Later I realized how much has changed in a single generation. An hour to buy a computer? When I started college the microprocessor hadn't been invented. Though companies could afford minicomputers, individuals never owned a machine. The University had a Univac 1108, a $10 million system sporting a 1.25 MHz clock with a meg of memory. 40,000 students competed for time on this machine. Typically it ran - poorly - some 500 jobs at a time, mostly submitted on card decks. The system crashed more often than Windows 1.0 and regularly lost jobs.
And I'm complaining about an hour to buy a computer whose power possibly outstrips all of the computers in the world back in 1971?
Back in those olden days even the smallest mini cost tens of thousands of dollars. And that's when a new VW ran $3k or so. Yet now a few hundred dollars gets one an entry-level desktop.
Even handheld calculators didn't exist. Belt-worn slide rules slapped engineering students' legs, branding them as geeks long before Geeks On Call became an icon.
In the mid-70s HP released their HP-35, a reverse polish machine that offered quite a few useful engineering functions - for $400, when $400 was worth probably $1k in 2005 dollars. Yet now calculators are trade-show giveaways. High school kids "need" elaborate graphing calculators in their Algebra 1 classes. And, having watched them work these marvels, I have to admit it's breathtaking to see a function unveil its mysteries without tediously plotting on graph paper.
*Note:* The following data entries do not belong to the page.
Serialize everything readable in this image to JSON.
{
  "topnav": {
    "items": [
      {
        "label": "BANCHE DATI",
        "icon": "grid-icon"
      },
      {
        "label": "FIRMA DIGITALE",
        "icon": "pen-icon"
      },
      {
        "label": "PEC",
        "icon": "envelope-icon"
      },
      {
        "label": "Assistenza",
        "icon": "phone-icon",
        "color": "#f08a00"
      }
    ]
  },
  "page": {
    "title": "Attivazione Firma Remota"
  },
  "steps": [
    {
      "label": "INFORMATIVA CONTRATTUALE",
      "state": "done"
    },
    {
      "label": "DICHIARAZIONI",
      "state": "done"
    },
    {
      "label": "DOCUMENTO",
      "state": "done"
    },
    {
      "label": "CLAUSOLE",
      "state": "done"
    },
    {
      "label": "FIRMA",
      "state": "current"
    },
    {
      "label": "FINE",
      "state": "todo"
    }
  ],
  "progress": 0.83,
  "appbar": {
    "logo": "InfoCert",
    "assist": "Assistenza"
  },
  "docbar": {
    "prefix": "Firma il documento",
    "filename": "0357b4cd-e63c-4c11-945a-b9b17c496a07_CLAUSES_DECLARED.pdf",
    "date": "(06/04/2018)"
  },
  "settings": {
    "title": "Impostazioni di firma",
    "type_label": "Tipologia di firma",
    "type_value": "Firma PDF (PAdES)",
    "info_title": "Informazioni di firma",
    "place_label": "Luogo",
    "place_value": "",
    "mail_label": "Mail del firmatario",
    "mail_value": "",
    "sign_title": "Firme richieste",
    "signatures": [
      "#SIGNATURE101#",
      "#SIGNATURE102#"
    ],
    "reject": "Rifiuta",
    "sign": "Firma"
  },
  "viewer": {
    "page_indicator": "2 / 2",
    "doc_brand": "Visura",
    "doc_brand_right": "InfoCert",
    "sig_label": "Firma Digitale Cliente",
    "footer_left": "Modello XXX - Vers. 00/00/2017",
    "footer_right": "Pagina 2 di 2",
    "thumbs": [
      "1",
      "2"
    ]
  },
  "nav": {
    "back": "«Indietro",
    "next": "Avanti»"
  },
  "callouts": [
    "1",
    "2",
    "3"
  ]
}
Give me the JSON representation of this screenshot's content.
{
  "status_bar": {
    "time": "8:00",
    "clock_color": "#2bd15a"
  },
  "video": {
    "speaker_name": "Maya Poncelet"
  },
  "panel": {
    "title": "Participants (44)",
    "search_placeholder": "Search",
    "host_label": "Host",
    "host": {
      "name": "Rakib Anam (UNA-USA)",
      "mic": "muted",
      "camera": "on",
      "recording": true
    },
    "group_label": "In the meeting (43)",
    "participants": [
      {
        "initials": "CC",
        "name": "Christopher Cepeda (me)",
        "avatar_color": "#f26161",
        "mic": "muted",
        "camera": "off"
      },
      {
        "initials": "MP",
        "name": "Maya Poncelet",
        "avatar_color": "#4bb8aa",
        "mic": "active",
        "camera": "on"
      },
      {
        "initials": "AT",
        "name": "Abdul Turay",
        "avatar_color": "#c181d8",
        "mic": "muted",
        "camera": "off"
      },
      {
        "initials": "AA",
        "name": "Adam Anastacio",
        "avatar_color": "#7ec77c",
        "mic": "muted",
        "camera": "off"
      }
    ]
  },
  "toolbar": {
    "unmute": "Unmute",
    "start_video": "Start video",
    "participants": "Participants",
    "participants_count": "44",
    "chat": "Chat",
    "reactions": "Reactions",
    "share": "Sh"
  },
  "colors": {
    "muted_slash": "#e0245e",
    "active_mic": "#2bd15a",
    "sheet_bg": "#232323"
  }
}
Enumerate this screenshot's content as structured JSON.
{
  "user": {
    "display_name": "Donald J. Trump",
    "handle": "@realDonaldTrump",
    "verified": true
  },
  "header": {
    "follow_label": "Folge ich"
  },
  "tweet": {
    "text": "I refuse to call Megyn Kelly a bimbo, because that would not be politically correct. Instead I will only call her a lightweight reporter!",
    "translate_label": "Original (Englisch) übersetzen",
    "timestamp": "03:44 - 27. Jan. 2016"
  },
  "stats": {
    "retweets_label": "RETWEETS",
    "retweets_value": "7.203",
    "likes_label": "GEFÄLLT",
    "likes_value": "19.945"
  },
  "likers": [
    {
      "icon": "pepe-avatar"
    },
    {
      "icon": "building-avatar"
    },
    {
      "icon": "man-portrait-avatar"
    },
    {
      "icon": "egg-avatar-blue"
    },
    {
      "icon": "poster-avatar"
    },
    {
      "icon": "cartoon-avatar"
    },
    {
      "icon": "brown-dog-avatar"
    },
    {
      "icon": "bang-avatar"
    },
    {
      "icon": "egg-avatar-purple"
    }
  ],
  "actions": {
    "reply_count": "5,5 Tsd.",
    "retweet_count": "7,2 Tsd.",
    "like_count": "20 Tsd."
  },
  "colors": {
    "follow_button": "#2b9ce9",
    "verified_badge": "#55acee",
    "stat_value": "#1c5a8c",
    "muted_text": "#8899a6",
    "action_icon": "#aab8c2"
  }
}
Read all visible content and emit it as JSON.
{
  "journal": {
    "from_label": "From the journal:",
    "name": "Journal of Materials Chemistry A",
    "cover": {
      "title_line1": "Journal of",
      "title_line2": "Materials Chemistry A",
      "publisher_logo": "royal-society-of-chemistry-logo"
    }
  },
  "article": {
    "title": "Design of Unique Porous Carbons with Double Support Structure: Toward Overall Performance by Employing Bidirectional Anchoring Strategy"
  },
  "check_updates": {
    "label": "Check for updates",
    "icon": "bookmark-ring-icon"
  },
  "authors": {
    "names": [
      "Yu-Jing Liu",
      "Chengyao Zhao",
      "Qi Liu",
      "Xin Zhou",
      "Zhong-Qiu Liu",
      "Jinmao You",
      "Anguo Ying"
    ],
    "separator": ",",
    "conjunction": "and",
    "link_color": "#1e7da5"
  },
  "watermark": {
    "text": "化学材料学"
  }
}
Remember how mind-numbingly boring that was?
Computers long ago became appliances. Devices we buy rather like selecting a toaster or TV. We "need" them for functions no one would have imagined. I'm utterly unable to write with a pen anymore, editing each sentence a dozen times and counting on the machine to highlight misspellings. It's my revenge on the nuns who spent 8 years tormenting me for lousy penmanship. Now, who writes much of anything without booting a word processor? Does penmanship matter anymore? But PDAs still can't recognize my scribbling, so maybe the good sisters were right after all.
An hour to buy a computer? I remember spending weeks coercing a parental friend just to let me in to see one, a mainframe buried in a NASA basement. And spending all of my lawn mowing money for 110 baud access to a Honeywell machine to learn Fortran.
I eventually did get a machine for my son, a shiny Vaio with dazzling graphics that's giving me laptop lust. And he'll have exclusive access to the thing; it won't be time-shared. He expects just that - hasn't it always been this way? One person, one computer? Few remember those old big iron days. Or that in 1974 when MIT retired their 7094, they found that, due to an OS bug, a job that had been submitted in 1967 was still waiting to run.
Now that's a patient user.
Just a generation ago few people really "needed" a computer. Now we can't imagine running our lives without one, or two, or three. And that's not including the blizzard of embedded processors surrounding us. Sure, it might take an hour, or two, or three to buy one.
But lucid moments I remain astonished that so much capability is available in every shopping mall for so little money.